It is so dry, even the gardens are dying
WHILE Tenterfield's Main Street garden beds may have been lost amid the drought, Tenterfield Shire Council is working hard to keep the CBD's established trees alive using non-drinkable backwash from its water filtration plant.
Tenterfield mayor Peter Petty said while it was sad to have lost the flowers, the use of non-drinkable backwash was a valuable tool to keep the trees surviving.
"As this is an extremely limited resource, this water use cannot extend to our gardens to bring the colour and vibrancy from petunias and pansies which would be the normal plantings for this time of year," Cr Petty said.
In 2015 Tenterfield's main street underwent an extensive upgrade in line with council's Main Street Master Plan.
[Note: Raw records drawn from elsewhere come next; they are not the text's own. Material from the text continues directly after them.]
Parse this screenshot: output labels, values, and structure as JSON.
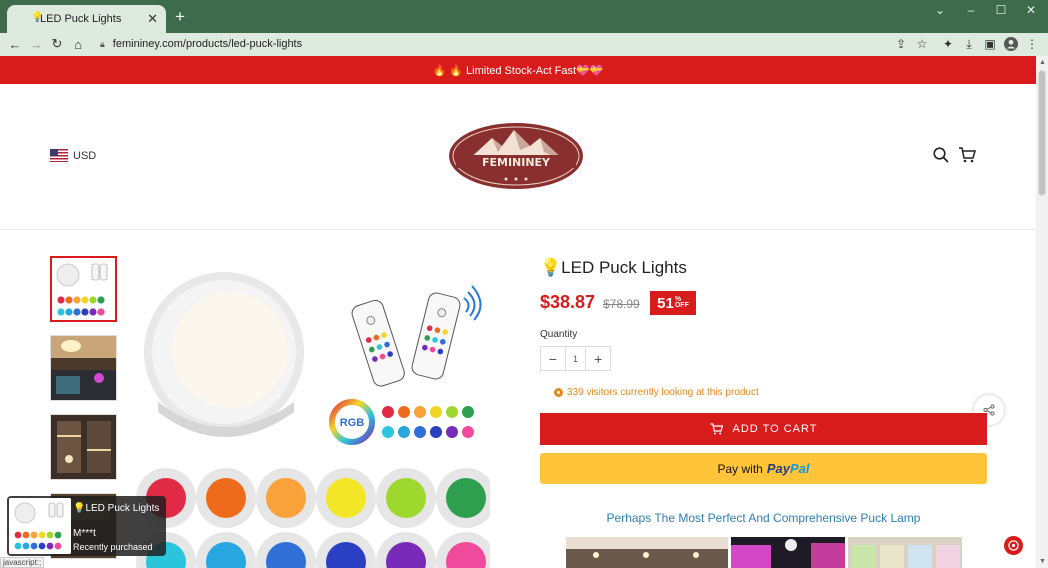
{
  "browser": {
    "tab_title": "LED Puck Lights",
    "tab_favicon": "💡",
    "url": "femininey.com/products/led-puck-lights",
    "status_text": "javascript:;"
  },
  "announcement": {
    "text": "🔥 🔥 Limited Stock-Act Fast💝💝"
  },
  "header": {
    "currency": "USD",
    "logo_text": "FEMININEY"
  },
  "product": {
    "title_icon": "💡",
    "title": "LED Puck Lights",
    "price": "$38.87",
    "compare_price": "$78.99",
    "discount_number": "51",
    "discount_percent": "%",
    "discount_off": "OFF",
    "quantity_label": "Quantity",
    "quantity_value": "1",
    "visitors_text": "339 visitors currently looking at this product",
    "add_to_cart": "ADD TO CART",
    "paypal_prefix": "Pay with",
    "paypal_brand_1": "Pay",
    "paypal_brand_2": "Pal",
    "blurb": "Perhaps The Most Perfect And Comprehensive Puck Lamp"
  },
  "popup": {
    "title": "💡LED Puck Lights",
    "user": "M***t",
    "action": "Recently purchased"
  },
  "image_labels": {
    "rgb": "RGB"
  },
  "colors": {
    "brand_red": "#d81b1b",
    "chrome_green": "#3f6b4d",
    "chrome_light": "#dee9df",
    "visitor_orange": "#e4891b",
    "paypal_yellow": "#ffc439",
    "link_blue": "#2d7fb8"
  }
}
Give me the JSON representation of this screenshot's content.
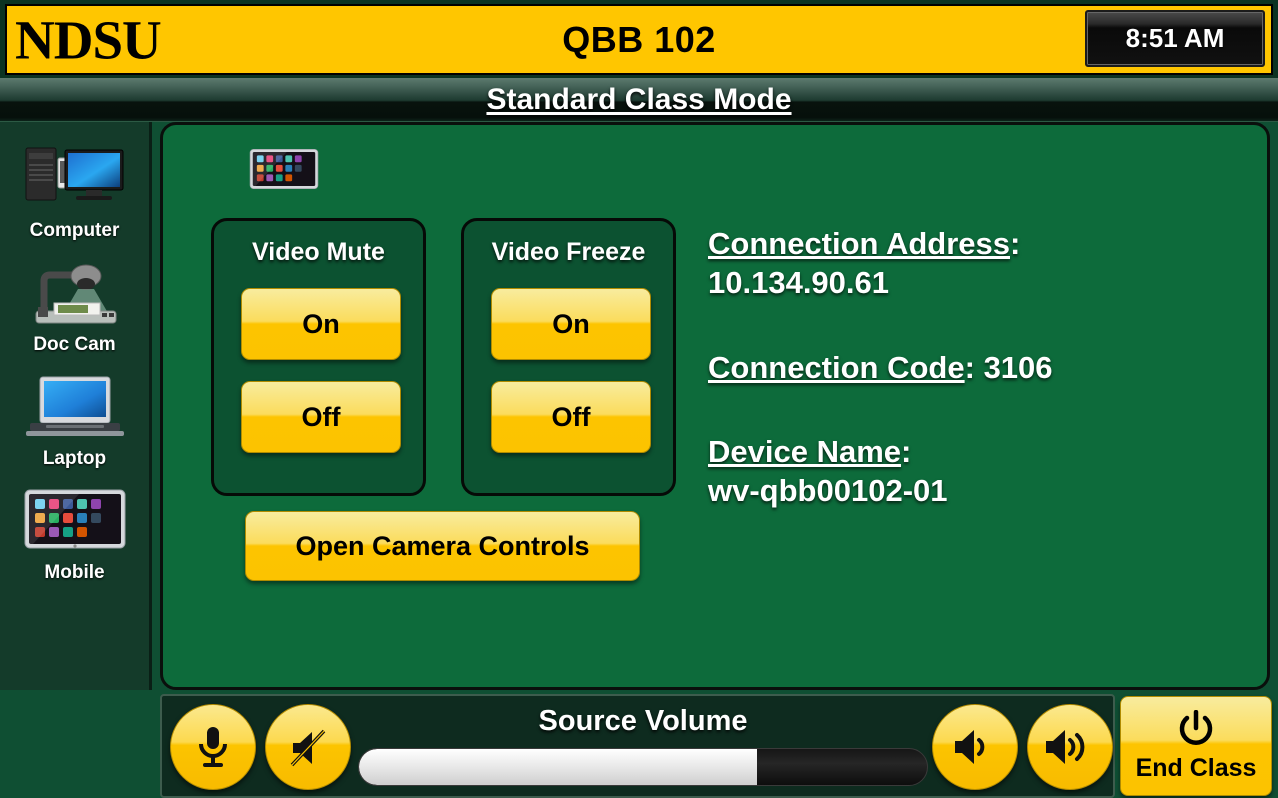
{
  "header": {
    "logo_text": "NDSU",
    "room_title": "QBB 102",
    "clock_time": "8:51 AM"
  },
  "mode_bar": {
    "label": "Standard Class Mode"
  },
  "sidebar": {
    "items": [
      {
        "label": "Computer",
        "icon": "desktop-computer-icon"
      },
      {
        "label": "Doc Cam",
        "icon": "document-camera-icon"
      },
      {
        "label": "Laptop",
        "icon": "laptop-icon"
      },
      {
        "label": "Mobile",
        "icon": "tablet-mobile-icon"
      }
    ]
  },
  "main": {
    "active_source_icon": "tablet-mobile-icon",
    "video_mute": {
      "title": "Video Mute",
      "on_label": "On",
      "off_label": "Off"
    },
    "video_freeze": {
      "title": "Video Freeze",
      "on_label": "On",
      "off_label": "Off"
    },
    "camera_controls_label": "Open Camera Controls",
    "info": {
      "connection_address_label": "Connection Address",
      "connection_address_value": "10.134.90.61",
      "connection_code_label": "Connection Code",
      "connection_code_value": "3106",
      "device_name_label": "Device Name",
      "device_name_value": "wv-qbb00102-01",
      "colon": ":"
    }
  },
  "bottom_bar": {
    "mic_icon": "microphone-icon",
    "mute_icon": "speaker-muted-icon",
    "volume_title": "Source Volume",
    "volume_percent": 70,
    "volume_down_icon": "volume-down-icon",
    "volume_up_icon": "volume-up-icon",
    "end_class_label": "End Class",
    "end_class_icon": "power-icon"
  },
  "colors": {
    "brand_yellow": "#FFC600",
    "panel_green": "#0d6b3b",
    "sidebar_green": "#143b2a",
    "button_gold": "#fcc400",
    "text_white": "#ffffff"
  }
}
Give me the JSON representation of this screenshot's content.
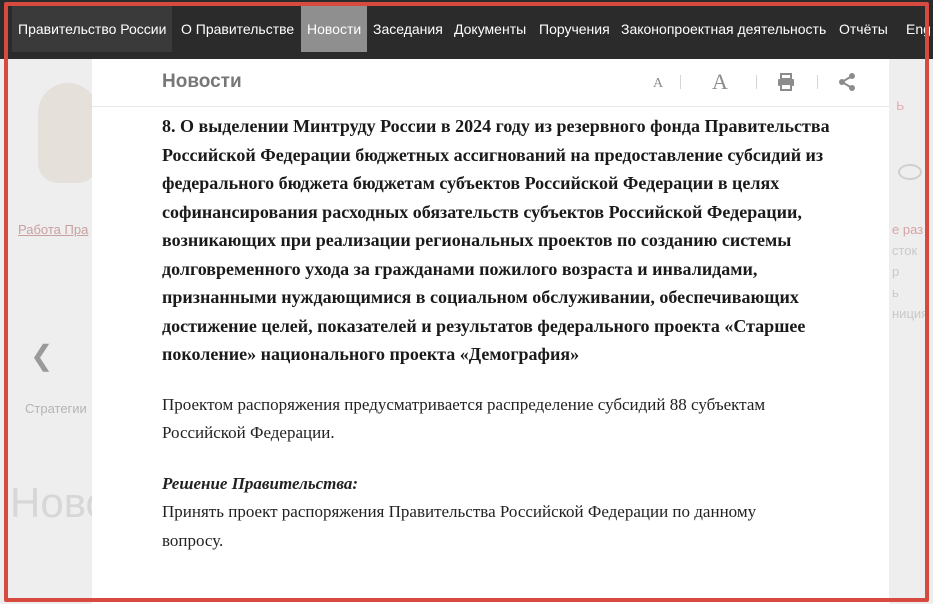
{
  "topnav": {
    "items": [
      {
        "label": "Правительство России"
      },
      {
        "label": "О Правительстве"
      },
      {
        "label": "Новости"
      },
      {
        "label": "Заседания"
      },
      {
        "label": "Документы"
      },
      {
        "label": "Поручения"
      },
      {
        "label": "Законопроектная деятельность"
      },
      {
        "label": "Отчёты"
      },
      {
        "label": "Eng"
      }
    ],
    "active": "Новости"
  },
  "background": {
    "link": "Работа Пра",
    "strategy_text": "Стратегии",
    "big_title": "Ново",
    "right_fragments": [
      "е раз",
      "сток",
      "р",
      "ь",
      "ниция"
    ],
    "red_fragment": "ь"
  },
  "modal": {
    "title": "Новости",
    "font_small": "A",
    "font_large": "A",
    "heading": "8. О выделении Минтруду России в 2024 году из резервного фонда Правительства Российской Федерации бюджетных ассигнований на предоставление субсидий из федерального бюджета бюджетам субъектов Российской Федерации в целях софинансирования расходных обязательств субъектов Российской Федерации, возникающих при реализации региональных проектов по созданию системы долговременного ухода за гражданами пожилого возраста и инвалидами, признанными нуждающимися в социальном обслуживании, обеспечивающих достижение целей, показателей и результатов федерального проекта «Старшее поколение» национального проекта «Демография»",
    "paragraph": "Проектом распоряжения предусматривается распределение субсидий 88 субъектам Российской Федерации.",
    "decision_title": "Решение Правительства:",
    "decision_text": "Принять проект распоряжения Правительства Российской Федерации по данному вопросу."
  },
  "colors": {
    "nav_bg": "#2b2b2b",
    "nav_active": "#8f8f8f",
    "frame": "#d64a3f"
  }
}
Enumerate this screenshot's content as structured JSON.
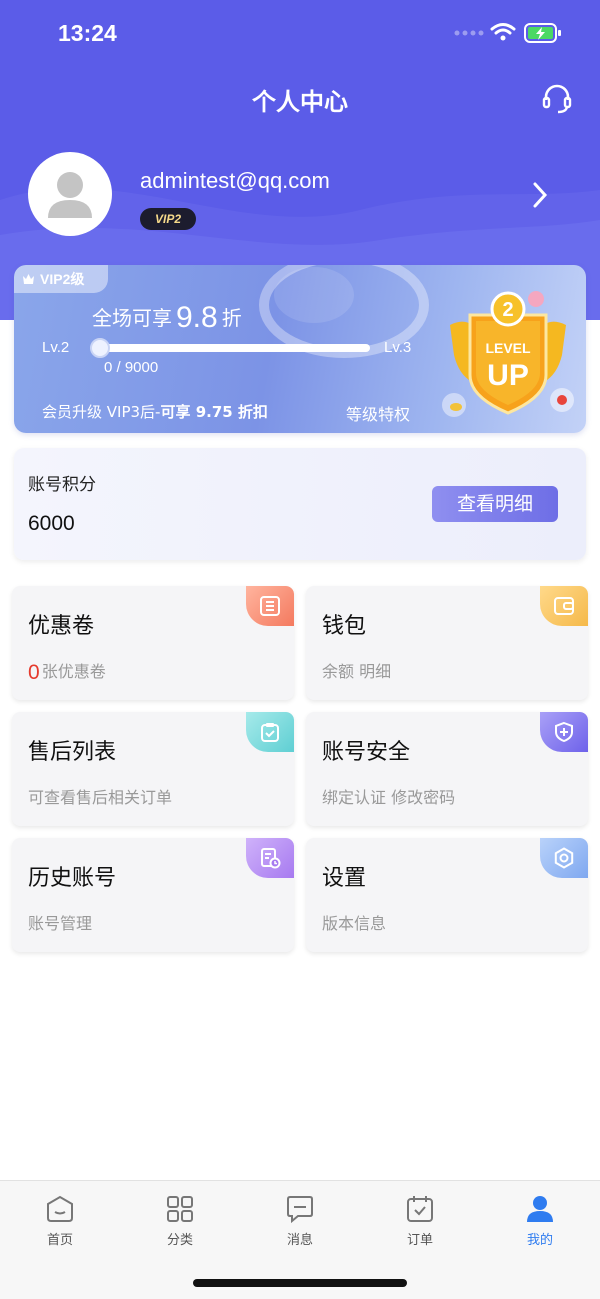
{
  "status_bar": {
    "time": "13:24"
  },
  "navbar": {
    "title": "个人中心"
  },
  "profile": {
    "email": "admintest@qq.com",
    "vip_badge": "VIP2"
  },
  "vip_card": {
    "tag": "VIP2级",
    "discount_prefix": "全场可享",
    "discount_value": "9.8",
    "discount_suffix": "折",
    "level_current": "Lv.2",
    "level_next": "Lv.3",
    "points_progress": "0 / 9000",
    "progress_fraction": 0,
    "upgrade_prefix": "会员升级 VIP3后-",
    "upgrade_bold": "可享 9.75 折扣",
    "privileges_link": "等级特权",
    "badge_text": [
      "LEVEL",
      "UP"
    ]
  },
  "points_card": {
    "label": "账号积分",
    "value": "6000",
    "detail_button": "查看明细"
  },
  "tiles": [
    {
      "title": "优惠卷",
      "count": "0",
      "subtitle": "张优惠卷",
      "icon": "coupon-icon",
      "color": "#f47a5f"
    },
    {
      "title": "钱包",
      "subtitle": "余额 明细",
      "icon": "wallet-icon",
      "color": "#f5b94a"
    },
    {
      "title": "售后列表",
      "subtitle": "可查看售后相关订单",
      "icon": "clipboard-check-icon",
      "color": "#5fcfd3"
    },
    {
      "title": "账号安全",
      "subtitle": "绑定认证 修改密码",
      "icon": "shield-plus-icon",
      "color": "#7a6ff0"
    },
    {
      "title": "历史账号",
      "subtitle": "账号管理",
      "icon": "history-doc-icon",
      "color": "#a77af0"
    },
    {
      "title": "设置",
      "subtitle": "版本信息",
      "icon": "settings-gear-icon",
      "color": "#7fa8f0"
    }
  ],
  "tabbar": {
    "items": [
      {
        "label": "首页",
        "icon": "home-icon"
      },
      {
        "label": "分类",
        "icon": "grid-icon"
      },
      {
        "label": "消息",
        "icon": "message-icon"
      },
      {
        "label": "订单",
        "icon": "calendar-check-icon"
      },
      {
        "label": "我的",
        "icon": "user-icon",
        "active": true
      }
    ],
    "active_color": "#2f7cf0"
  },
  "colors": {
    "primary": "#5b5ce8",
    "accent_red": "#e53a2d"
  }
}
This included extensive works to the gardens in the town square at Bruxner Park.
However, the imposition of harsh water restrictions and the severity of the ongoing drought have impacted these gardens as council prioritises the rapidly-depleting dam water supply for domestic use.
"Council understands the importance of these gardens to the ambience of the town centre in providing an attractive place for families to spend time and encouraging the passing tourist traffic to stop, unwind and peruse our unique shopping experiences," Cr Petty said.
Cr Petty said in order to overcome the increasing likelihood of continued dry spells into the future, council staff are taking the opportunity to revisit the layout and water efficiency of the Rouse Street gardens.
As such in coming months residents will see activity in these gardens with the installation of new, water-saving uniram drip lines.
Cr Petty said once the long-awaited rain falls and water restrictions are lifted, the garden beds will be prepared and ready for planting with a new selection of colour and greenery, watered by a more economical and sustainable system.